LEDs are getting more capable and more powerful every year. And this one claims to have the crown at the moment as the world’s most powerful COB LED designed specifically for video use. It costs an insane $1,350, requires 1500 Watts of power, it’s 5600K daylight and has a CRI of 95+. As an LED addict, Matt at DIY Perks managed to get his hands on one to test, but in doing so, he blew up two power supplies.
When we’re kids, in school, we’re taught that the primary colours are red, yellow and blue. But this isn’t entirely accurate when it comes to light. Pure white sunlight is made up of a whole spectrum of colours, with the primaries actually being red, green and blue. Our cameras with Bayer filter arrays on the sensor see RGB. Our monitors also display RGB.
But have you ever wondered how we’re able to get so many different colours from just three? And why just blasting red, green and blue LEDs at an object doesn’t always give you true white light? This fascinating video from Technology Connections isn’t really specific to photography, but light in general, and how red, green and blue affects our (and our camera’s) perception of colour.
While we all know Godox for their strobes and speedlights, Godox has also been making LED video lights for quite a while now. Until lately, though, they weren’t really all that good. That’s changed recently, though, as Godox has started to get more serious about their video-shooting customers.
The Godox SL series, and in particular the SL60 have proven very popular. But now Godox is starting to focus more on versatility, with a new range of flexible LED lights offering a CRI of 96, stepless power output and remote control through a standard remote or the Godox smartphone app.
Availability of 3D printers has opened new possibilities for creating all sorts of gadgets for photography. So, New Zealand-based photographer Nicholas Sherlock took advantage of his 3D printer to make himself an LED softbox. He designed it, printed and assembled it himself. It features a 3D-printed diffuser, honeycomb light shaper, and even rails on the bottom for adding mounts and accessories.
Just after we got done comparing the LitraTorch vs the Lume Cube, Litra announces their next generation of LED action light. The new LitraPro offers the same rugged build as the Torch but raises the bar with full spectrum bi-colour LEDs.
Litra is calling the new LitraPro a “new category of compact, rugged, professional lighting” and it does seem to fit the bill. It sits in size between the tiniest of tiny action camera lights and small on-camera LED lights like the Aputure AL-M9. But how its light output will compare is currently unknown.
The development of LED lights over the last couple of years has been quite interesting to follow. 10 years ago, LEDs were the last type of light I’d use for any kind of serious video work, but since then they’ve come a very long way. They’ve become more consistent and colour accurate with high CRI & TLCI, more powerful, and more versatile.

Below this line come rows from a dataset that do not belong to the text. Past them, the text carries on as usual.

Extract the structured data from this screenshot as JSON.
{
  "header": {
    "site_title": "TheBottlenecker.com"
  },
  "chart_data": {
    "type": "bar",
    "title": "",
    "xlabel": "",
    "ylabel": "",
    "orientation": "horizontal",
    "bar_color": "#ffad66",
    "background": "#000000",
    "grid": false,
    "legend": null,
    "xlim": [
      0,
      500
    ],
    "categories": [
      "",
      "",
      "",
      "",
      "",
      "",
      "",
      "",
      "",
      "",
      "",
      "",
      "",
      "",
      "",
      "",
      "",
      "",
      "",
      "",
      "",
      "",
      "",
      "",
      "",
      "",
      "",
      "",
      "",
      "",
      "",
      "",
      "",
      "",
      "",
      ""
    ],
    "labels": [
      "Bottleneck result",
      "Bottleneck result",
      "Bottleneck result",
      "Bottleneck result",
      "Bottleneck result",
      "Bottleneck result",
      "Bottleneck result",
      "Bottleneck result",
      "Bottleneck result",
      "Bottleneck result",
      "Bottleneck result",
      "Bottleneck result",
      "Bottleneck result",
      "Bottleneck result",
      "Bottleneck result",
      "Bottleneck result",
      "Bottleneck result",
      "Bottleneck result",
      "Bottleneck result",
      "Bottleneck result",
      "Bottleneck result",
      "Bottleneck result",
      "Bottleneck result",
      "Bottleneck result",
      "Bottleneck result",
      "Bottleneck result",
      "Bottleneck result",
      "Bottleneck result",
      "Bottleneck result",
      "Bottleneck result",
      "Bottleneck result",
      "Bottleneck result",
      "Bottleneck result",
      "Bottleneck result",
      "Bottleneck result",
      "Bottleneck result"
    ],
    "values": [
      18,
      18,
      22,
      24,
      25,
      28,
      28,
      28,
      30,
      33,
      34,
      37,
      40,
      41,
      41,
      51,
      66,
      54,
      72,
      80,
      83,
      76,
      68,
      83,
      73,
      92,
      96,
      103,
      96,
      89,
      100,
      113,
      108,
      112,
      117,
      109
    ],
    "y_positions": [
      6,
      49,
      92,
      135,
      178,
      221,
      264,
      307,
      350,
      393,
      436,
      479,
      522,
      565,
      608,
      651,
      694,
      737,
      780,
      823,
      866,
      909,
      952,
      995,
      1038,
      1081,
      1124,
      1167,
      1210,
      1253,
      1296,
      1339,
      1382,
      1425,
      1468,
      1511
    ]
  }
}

Westcott’s new Solix LED light, though, has a particularly unique feature. An integrated speedring for connecting directly into softboxes. It’s an interesting design that allows the light to keep a small form factor while still offering the use of modifiers.
LEDs are developing at a ridiculous pace lately. They’re getting more colour accurate and much more powerful. The power of LEDs often comes at some expense, though. While LEDs do run much cooler than traditional tungsten lights, they can still get rather hot.
In this video, Matthew at DIY Perks unboxes a very beefy 500 Watt LED. After hooking up the power, we see just how bright it is. What’s particularly crazy about it, though, is that the LED itself isn’t much bigger than a postage stamp. Everything else is just to extract the heat to prevent the LED from burning itself out.
The LitraTorch smashed its Kickstarter goal when the project was running, raising over $100,000. Their goal was a mere $25K. Well, now, all the backers have been shipped their lights and they’re now available for the rest of us to buy
It’s a 1.5″ cube that provides up to 800 lumens of continuous light at a daylight balanced 5700K. It’s flicker free, has a smooth light pattern, lithium ion rechargeable battery and micro USB port with a touch aluminium body. It has a pair of 1/4-20″ tripod sockets, magnet, GoPro mount, and it’s waterproof.
Spekular is spectacular! Hmmm – a little over the top? Not really. I recently had the opportunity to put this new LED lighting system from Spiffy Gear to the test. Spiffy Gear are the folks that brought us the Light Blaster (buy link).
Spekular is a modular lighting system that can take on all kinds of shapes depending on your needs and this can save you money and the time needed to pack and set-up light modifiers especially when you are working on location. Spekular comes as a kit of 4 LED sections. Each section is built with aluminum and ABS plastic. The sections can be configured using the included hinged connectors or with the accessory extension kit.
A new light is coming from Aputure soon, and it contains a whole lot of brightness in the size of a credit card. Although it’s not officially announced yet, they showed off the prototype on Cinema 5D.
The light is named Amaran MX, and despite the size, it seems really powerful. It’s five times brighter than its predecessor Aputure M9, and it comes along with some other improved features.